new-york-state-senate-300x190-2050848Over at SeeThroughNY, our team works really hard to post fresh data quickly and accurately — when it’s available, that is.

Today, we updated legislative expenditures for the state Senate, but not for the Assembly, which hasn’t posted its data yet.

A week ago, the Assembly Majority assured us the data would be online in the “very near future.” The Senate made its data available back in late February.

Neither chamber is without blame here, though. Even when they hit their normal schedule for releasing expenditure data (which comes in odd six-month periods that don’t line up with the calendar year) it usually comes five months after the period ends.

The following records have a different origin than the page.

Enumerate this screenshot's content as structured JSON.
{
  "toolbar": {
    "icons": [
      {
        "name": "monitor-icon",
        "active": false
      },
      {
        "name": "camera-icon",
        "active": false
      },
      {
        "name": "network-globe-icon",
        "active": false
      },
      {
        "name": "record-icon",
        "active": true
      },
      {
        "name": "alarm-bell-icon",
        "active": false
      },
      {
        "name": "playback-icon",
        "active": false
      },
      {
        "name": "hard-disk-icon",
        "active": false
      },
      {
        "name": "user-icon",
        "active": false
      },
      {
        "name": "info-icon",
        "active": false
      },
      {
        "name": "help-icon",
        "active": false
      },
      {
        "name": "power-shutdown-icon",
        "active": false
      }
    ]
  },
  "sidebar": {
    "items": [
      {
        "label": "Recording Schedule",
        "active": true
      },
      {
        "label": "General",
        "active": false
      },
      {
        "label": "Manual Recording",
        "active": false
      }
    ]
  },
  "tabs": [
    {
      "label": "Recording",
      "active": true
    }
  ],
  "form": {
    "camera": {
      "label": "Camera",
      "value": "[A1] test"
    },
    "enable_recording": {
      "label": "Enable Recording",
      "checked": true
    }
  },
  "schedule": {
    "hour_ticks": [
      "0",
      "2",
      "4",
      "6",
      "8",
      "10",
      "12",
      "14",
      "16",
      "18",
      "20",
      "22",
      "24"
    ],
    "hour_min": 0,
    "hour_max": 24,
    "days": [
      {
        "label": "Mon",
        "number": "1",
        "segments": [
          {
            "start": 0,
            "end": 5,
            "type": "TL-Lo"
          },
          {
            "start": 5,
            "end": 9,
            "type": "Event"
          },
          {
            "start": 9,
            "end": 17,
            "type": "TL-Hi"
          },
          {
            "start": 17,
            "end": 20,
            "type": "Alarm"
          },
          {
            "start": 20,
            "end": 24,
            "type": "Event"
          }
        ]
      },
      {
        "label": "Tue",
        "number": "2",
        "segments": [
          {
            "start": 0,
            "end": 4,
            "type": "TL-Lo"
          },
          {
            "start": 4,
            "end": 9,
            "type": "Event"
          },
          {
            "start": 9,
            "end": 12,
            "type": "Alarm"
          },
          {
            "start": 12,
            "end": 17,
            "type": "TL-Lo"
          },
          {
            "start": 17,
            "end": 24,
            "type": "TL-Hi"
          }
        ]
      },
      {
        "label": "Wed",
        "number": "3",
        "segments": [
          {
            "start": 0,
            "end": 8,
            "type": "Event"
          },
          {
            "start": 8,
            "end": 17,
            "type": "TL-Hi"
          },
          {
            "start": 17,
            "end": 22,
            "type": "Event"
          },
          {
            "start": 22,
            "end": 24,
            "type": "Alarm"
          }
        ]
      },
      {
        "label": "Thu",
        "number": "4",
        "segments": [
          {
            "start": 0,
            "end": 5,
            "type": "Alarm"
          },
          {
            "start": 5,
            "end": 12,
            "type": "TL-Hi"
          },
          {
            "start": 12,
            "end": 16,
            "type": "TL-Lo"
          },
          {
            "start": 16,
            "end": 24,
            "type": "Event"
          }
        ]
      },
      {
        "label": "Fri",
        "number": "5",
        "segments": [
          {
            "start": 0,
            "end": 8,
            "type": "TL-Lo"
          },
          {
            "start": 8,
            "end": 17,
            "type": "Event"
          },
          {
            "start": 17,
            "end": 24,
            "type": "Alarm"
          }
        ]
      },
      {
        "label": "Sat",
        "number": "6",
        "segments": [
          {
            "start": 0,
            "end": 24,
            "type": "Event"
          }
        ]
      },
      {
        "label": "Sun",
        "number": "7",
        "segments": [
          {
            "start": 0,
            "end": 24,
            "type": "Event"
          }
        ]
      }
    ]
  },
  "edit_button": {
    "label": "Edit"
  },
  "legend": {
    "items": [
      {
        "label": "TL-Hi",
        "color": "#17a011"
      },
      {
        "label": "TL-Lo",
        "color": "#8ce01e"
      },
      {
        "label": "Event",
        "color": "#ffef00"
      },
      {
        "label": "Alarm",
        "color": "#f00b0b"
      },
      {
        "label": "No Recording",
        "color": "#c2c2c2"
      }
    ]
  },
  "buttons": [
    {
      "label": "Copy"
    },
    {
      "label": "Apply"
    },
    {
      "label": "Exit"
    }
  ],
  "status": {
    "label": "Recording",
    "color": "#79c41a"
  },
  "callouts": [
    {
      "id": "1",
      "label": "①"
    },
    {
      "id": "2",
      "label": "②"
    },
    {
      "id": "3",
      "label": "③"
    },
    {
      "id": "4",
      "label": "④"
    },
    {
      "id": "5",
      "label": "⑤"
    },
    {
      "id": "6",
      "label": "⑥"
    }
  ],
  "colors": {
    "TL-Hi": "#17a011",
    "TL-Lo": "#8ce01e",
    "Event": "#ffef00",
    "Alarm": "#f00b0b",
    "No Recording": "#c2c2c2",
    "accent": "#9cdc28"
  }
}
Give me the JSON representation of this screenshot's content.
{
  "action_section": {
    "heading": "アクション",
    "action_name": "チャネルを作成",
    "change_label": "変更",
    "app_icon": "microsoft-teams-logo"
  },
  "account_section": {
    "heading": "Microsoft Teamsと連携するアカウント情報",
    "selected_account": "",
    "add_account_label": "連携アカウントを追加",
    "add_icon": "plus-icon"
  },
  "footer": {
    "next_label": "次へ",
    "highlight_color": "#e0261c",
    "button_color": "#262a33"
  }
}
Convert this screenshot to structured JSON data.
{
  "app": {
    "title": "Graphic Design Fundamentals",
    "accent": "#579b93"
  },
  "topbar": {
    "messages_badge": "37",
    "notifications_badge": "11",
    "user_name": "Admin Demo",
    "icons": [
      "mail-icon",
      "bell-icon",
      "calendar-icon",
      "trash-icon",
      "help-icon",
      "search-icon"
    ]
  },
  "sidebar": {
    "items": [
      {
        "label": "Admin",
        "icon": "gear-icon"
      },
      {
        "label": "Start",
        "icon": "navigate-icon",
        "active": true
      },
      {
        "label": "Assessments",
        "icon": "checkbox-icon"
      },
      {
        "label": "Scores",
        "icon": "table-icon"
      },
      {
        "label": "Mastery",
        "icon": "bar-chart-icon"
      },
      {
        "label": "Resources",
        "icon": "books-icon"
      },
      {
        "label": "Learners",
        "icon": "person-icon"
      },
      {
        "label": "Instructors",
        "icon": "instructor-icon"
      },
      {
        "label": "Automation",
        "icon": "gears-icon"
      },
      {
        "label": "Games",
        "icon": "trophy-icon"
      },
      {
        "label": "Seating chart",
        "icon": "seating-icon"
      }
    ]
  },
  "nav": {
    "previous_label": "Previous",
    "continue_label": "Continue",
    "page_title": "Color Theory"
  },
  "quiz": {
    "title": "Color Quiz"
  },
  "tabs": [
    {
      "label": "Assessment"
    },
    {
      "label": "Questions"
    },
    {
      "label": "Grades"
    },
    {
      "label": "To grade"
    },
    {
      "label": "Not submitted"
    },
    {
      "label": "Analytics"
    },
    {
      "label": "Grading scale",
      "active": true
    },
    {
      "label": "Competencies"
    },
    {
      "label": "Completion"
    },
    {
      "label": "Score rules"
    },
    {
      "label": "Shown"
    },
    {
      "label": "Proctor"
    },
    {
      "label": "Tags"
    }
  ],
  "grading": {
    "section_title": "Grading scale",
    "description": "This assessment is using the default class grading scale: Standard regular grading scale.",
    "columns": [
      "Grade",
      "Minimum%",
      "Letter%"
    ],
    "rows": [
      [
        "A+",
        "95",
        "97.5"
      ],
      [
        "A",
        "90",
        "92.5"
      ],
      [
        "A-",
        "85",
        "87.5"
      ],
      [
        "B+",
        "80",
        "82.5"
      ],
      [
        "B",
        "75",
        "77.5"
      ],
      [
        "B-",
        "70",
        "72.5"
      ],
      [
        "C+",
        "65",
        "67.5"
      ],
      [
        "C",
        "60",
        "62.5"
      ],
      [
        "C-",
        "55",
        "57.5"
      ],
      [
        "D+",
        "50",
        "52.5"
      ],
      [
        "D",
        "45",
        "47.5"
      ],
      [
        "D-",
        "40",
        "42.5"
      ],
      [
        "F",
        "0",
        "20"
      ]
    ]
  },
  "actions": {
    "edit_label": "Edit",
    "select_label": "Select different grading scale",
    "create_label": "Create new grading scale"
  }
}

screen-shot-2014-03-20-at-112550-am-7758009

A Senate spokesman made a point to let their Twitter followers know that they had, “released this information publicly last month,” but its unclear whether they are proud that it “only” took them five months to post it or just letting us know.

screen-shot-2014-03-20-at-112241-am-8447877

All this leaves us wondering: what gives with the long delay in releasing this data? And, what gives with the Assembly holding out this time? And, related … sort of, how many bottles of water did $10,000 actually buy?

About the Author

Tim Hoefer

Tim Hoefer is president & CEO of the Empire Center for Public Policy.

Read more by Tim Hoefer

You may also like

Another Hochul To-Do: Timely Financial Reporting

The state will spend a record $212 billion in the current 2022 Fiscal Year, under the budget its elected leaders adopted in April. Read More

Sales Tax Receipts Surge Statewide, Filling Local Government Coffers

Local governments across every region of the state raked in robust sales tax collections during the three months that ended on June 30th Read More

A Study of COVID-19 in Nursing Homes Raises Doubt About New York’s Minimum Staffing Law

A newly published study of COVID-19 in nursing homes links larger numbers of employees to higher rates of infection and death for residents – raising fresh doubts about New York's recently enacted "safe staffing" law. Read More

Remote Threat 

Remote work and a more mobile professional class will increase the speed and scope of New York's ongoing out migration. Read More

Proposed minimum staffing law could push some nursing homes to employ fewer licensed nurses

Some New York nursing homes are likely to scale back their use of higher-trained personnel if proposed minimum staffing ratios become law, according to a review of existing employment patterns. Read More

New York’s Medicaid and Public Health Crises Get Short Shrift in the New State Budget

In spite of an ongoing pandemic and spiraling Medicaid costs, New York's health-care system received surprisingly little attention in the new state budget. On issue after issue, law Read More

Tax hike and huge spending increase seem likely in next NY budget

New York state today began its 2022 fiscal year without an adopted budget—which, in itself, is not a big deal. The state government can continue to pay bills and employee salaries next week if either final appropriations Read More

MTA: Overtime down, take our word for it

Every year for over a decade, the Empire Center has submitted Freedom of Information Law (FOIL) requests to the Metropolitan Transportation Authority for the payrolls of MTA corporate subsidiaries. And in almost every one o Read More

Subscribe

Sign up to receive updates about Empire Center research, news and events in your email.

CONTACT INFORMATION

Empire Center for Public Policy
30 South Pearl St.
Suite 1210
Albany, NY 12207

Phone: 518-434-3100

General Inquiries: Info@EmpireCenter.org

Press Inquiries: Press@EmpireCenter.org

About

The Empire Center is an independent, non-partisan, non-profit think tank located in Albany, New York. Our mission is to make New York a better place to live and work by promoting public policy reforms grounded in free-market principles, personal responsibility, and the ideals of effective and accountable government.

Empire Center Logo Enjoying our work? Sign up for email alerts on our latest news and research.
Together, we can make New York a better place to live and work!